By Cheryl Lesniak
At this time last year, we sat down with our colleagues at Frank Mayer and Associates to discuss what 2017 had on the horizon for retail and how that would translate to in-store merchandising programs and displays. Their thoughts were captured for our blog post What’s In-Store for 2017. Were their predictions spot on? Let’s review…
Prediction #1: Retailers and brands are asking how they can shrink footprints within brick-and-mortar establishments and still focus on a targeted product mix for the consumer.
Valuable floor space in brick-and-mortar stores means displays have to adapt to the needs of retailers and possess a smaller footprint.
Red Robin is an example of a brand that implemented this plan while not forfeiting important marketing initiatives. The restaurant group’s branded gift card merchandiser offers gift cards, menus and brochures on an unobtrusive display that requires little restaurant real estate.

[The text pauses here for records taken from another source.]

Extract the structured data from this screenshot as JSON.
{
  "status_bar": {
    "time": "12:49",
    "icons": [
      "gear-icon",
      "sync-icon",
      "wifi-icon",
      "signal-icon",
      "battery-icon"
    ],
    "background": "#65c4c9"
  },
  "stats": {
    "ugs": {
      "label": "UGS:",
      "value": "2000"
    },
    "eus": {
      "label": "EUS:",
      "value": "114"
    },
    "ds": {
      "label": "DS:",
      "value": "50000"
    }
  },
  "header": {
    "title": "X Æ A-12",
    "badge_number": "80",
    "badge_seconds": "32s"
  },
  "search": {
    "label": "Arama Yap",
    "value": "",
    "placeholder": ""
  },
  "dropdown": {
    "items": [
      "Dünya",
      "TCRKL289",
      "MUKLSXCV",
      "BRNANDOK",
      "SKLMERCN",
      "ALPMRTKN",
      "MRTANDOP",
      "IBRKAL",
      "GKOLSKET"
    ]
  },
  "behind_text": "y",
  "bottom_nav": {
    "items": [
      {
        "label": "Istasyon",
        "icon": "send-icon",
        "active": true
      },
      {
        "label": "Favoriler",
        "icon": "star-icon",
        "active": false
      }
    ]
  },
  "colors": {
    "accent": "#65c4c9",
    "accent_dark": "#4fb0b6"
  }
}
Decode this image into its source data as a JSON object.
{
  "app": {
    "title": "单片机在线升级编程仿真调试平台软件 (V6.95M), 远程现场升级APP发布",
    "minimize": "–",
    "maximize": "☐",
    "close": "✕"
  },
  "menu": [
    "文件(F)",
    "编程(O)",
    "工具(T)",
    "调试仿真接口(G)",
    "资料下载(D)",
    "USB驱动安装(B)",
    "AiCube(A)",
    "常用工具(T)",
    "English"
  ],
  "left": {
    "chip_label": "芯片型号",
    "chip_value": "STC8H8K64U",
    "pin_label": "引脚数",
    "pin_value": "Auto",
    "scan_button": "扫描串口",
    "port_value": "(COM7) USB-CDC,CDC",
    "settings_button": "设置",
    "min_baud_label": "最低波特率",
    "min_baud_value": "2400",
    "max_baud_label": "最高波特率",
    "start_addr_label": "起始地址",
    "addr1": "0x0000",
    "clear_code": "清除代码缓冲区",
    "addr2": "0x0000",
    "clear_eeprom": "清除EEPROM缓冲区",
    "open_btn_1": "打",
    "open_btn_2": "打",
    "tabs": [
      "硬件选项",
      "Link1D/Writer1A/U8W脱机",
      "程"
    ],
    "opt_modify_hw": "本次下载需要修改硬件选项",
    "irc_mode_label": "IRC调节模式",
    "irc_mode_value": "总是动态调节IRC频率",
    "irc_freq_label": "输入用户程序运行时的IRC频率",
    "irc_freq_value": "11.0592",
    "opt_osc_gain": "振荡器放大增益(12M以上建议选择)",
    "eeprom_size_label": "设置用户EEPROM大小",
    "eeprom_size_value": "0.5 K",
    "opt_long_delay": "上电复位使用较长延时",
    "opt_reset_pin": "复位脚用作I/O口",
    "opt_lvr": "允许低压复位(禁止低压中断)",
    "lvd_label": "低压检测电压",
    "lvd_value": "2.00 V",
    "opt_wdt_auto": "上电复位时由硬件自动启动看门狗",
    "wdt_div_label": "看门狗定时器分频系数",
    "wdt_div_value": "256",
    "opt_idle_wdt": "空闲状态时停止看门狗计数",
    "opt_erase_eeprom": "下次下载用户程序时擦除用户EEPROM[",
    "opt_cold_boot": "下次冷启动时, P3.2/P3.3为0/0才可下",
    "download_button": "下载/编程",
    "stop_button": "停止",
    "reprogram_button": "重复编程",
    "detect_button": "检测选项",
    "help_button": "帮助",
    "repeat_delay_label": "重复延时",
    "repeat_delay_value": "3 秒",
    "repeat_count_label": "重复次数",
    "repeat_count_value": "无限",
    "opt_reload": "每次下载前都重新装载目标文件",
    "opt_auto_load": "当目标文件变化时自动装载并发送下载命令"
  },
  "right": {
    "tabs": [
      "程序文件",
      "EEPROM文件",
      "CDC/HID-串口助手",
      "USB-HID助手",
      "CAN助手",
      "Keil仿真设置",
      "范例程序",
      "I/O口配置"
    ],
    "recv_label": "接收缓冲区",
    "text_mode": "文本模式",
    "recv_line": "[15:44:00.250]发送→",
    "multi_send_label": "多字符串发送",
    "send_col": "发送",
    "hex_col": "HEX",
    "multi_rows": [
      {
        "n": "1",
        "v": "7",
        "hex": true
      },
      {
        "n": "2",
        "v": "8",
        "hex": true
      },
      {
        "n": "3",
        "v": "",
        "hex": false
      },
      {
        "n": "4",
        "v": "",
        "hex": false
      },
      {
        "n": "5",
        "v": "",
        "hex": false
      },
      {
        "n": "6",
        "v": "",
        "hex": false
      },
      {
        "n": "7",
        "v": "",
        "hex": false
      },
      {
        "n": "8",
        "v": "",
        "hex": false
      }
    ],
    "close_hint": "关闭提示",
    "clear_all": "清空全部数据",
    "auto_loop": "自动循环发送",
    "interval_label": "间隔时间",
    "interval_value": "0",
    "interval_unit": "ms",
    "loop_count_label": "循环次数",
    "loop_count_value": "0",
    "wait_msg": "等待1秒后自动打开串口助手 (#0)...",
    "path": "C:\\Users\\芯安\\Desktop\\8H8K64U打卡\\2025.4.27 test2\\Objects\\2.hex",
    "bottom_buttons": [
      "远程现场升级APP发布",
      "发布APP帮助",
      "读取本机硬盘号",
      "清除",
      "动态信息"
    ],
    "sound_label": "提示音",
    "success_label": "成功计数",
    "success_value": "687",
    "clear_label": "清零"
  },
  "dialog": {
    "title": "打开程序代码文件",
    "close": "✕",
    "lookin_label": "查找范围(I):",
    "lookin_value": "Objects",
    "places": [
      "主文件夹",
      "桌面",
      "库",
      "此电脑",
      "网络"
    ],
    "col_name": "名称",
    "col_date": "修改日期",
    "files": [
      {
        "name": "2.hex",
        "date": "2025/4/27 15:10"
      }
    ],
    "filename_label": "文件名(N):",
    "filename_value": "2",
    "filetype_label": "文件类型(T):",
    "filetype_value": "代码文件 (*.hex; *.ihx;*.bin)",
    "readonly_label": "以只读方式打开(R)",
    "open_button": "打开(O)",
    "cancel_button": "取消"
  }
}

Prediction #2: In the new year, retailers and consumers will be expecting more personalized experiences through today’s technology that will enable a truly personalized offering.
It’s no surprise that personalization is key to enriching a person’s interaction with a brand. After all, customizing an experience can help brands better meet a consumer’s needs. Nike’s Digital Retail Experience is an exceptional example of seamlessly blending the retail experience with a shopper’s desires.
PPG Pittsburgh Paint’s Voice of Color program also brings a level of activation to the buying process with its PPG Color Work Station. Featuring a 42-inch touch screen mounted between paint chip display panels, customers can visit the interactive unit to browse paint choices by color, style, and personality as well as find coordinating palette inspiration, view color-tip videos and product information, and paint a virtual room.
Prediction #3: With an increasing number of Millennials becoming primary household consumers, self-help retail will likely be expanding, making an effective point-of-purchase program essential for brick-and-mortar stores in 2017.
Imagine running into the grocery store for a few essentials and skipping the wait in line. Currently, Kroger is testing its ‘Scan, Bag, Go’ shopping experience to address this longstanding consumer pain point. Customers use electronic devices found on kiosks at the front of the store to scan items and bag them before paying electronically and heading home.
The program is already available at select Cincinnati area stores, with the plan to be in 400 stores nationwide by next year.
Prediction #4: The industrial internet of things will come into its own in 2017 because of the strategic benefits that IoT affords, such as cost efficiencies, convenience, and consumer personalization experiences.
The internet of things buzz phrase has gained traction, with HubSpot’s marketing blog devoting an entire post on “why we should care – a lot.”
From smart refrigerators to in-home puppy cams, 2017 has seen people embrace the convenience of being connected at all times. But how does this continue to influence the POP industry?
As brands focus energy on ensuring their products create accessibility for customers, point-of-purchase manufacturers will be trusted to envision ways to highlight those features to intended audiences through in-store merchandising.
“We are the last three feet of marketing,” says Ron Bowers, senior VP of business development at Frank Mayer and Associates. “It’s the point where consumers make the decision to purchase. And because smart home technology is still new and constantly evolving, it’s our responsibility to create awareness and educate customers through displays that showcase product benefits, convenience and more.”
As the internet of things flourishes, the POP industry will remain an essential component to brands looking to inform customers on how their products can make life simpler.
The overall consensus? We think we did pretty well anticipating what 2017 would bring. Did any big trends miss our radar? We’d love to hear your thoughts.
Cheryl Lesniak is integrated marketing manager at Frank Mayer and Associates.